------ Data

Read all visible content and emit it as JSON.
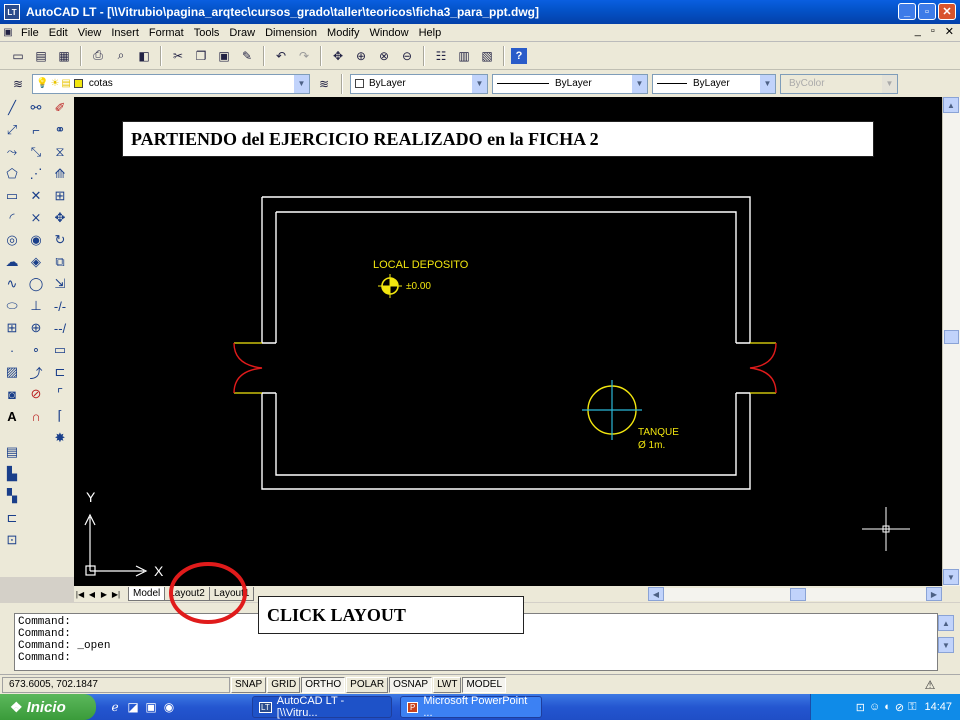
{
  "window": {
    "title": "AutoCAD LT - [\\\\Vitrubio\\pagina_arqtec\\cursos_grado\\taller\\teoricos\\ficha3_para_ppt.dwg]",
    "app_icon_text": "LT",
    "minimize": "_",
    "maximize": "▫",
    "close": "✕"
  },
  "menu": {
    "items": [
      "File",
      "Edit",
      "View",
      "Insert",
      "Format",
      "Tools",
      "Draw",
      "Dimension",
      "Modify",
      "Window",
      "Help"
    ],
    "doc_controls": [
      "_",
      "▫",
      "✕"
    ]
  },
  "layers_toolbar": {
    "layer_name": "cotas",
    "color": "ByLayer",
    "linetype": "ByLayer",
    "lineweight": "ByLayer",
    "plot_style": "ByColor"
  },
  "annotations": {
    "header": "PARTIENDO  del EJERCICIO  REALIZADO  en  la  FICHA 2",
    "click_hint": "CLICK LAYOUT"
  },
  "drawing": {
    "room_label": "LOCAL DEPOSITO",
    "level_mark": "±0.00",
    "tank_label": "TANQUE",
    "tank_diameter": "Ø 1m.",
    "ucs_y": "Y",
    "ucs_x": "X",
    "accent_yellow": "#f2e60f",
    "accent_red": "#e01b1b",
    "line_white": "#ffffff"
  },
  "layout_tabs": {
    "nav": [
      "|◀",
      "◀",
      "▶",
      "▶|"
    ],
    "tabs": [
      "Model",
      "Layout2",
      "Layout1"
    ]
  },
  "command_lines": [
    "Command:",
    "Command:",
    "Command: _open",
    "Command:"
  ],
  "status": {
    "coordinates": "673.6005, 702.1847",
    "buttons": [
      {
        "label": "SNAP",
        "on": false
      },
      {
        "label": "GRID",
        "on": false
      },
      {
        "label": "ORTHO",
        "on": true
      },
      {
        "label": "POLAR",
        "on": false
      },
      {
        "label": "OSNAP",
        "on": true
      },
      {
        "label": "LWT",
        "on": false
      },
      {
        "label": "MODEL",
        "on": true
      }
    ]
  },
  "taskbar": {
    "start_label": "Inicio",
    "tasks": [
      {
        "label": "AutoCAD LT - [\\\\Vitru...",
        "icon": "LT"
      },
      {
        "label": "Microsoft PowerPoint ...",
        "icon": "P"
      }
    ],
    "clock": "14:47"
  }
}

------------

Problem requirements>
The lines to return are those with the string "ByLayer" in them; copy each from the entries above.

Solution>
    "color": "ByLayer",
    "linetype": "ByLayer",
    "lineweight": "ByLayer",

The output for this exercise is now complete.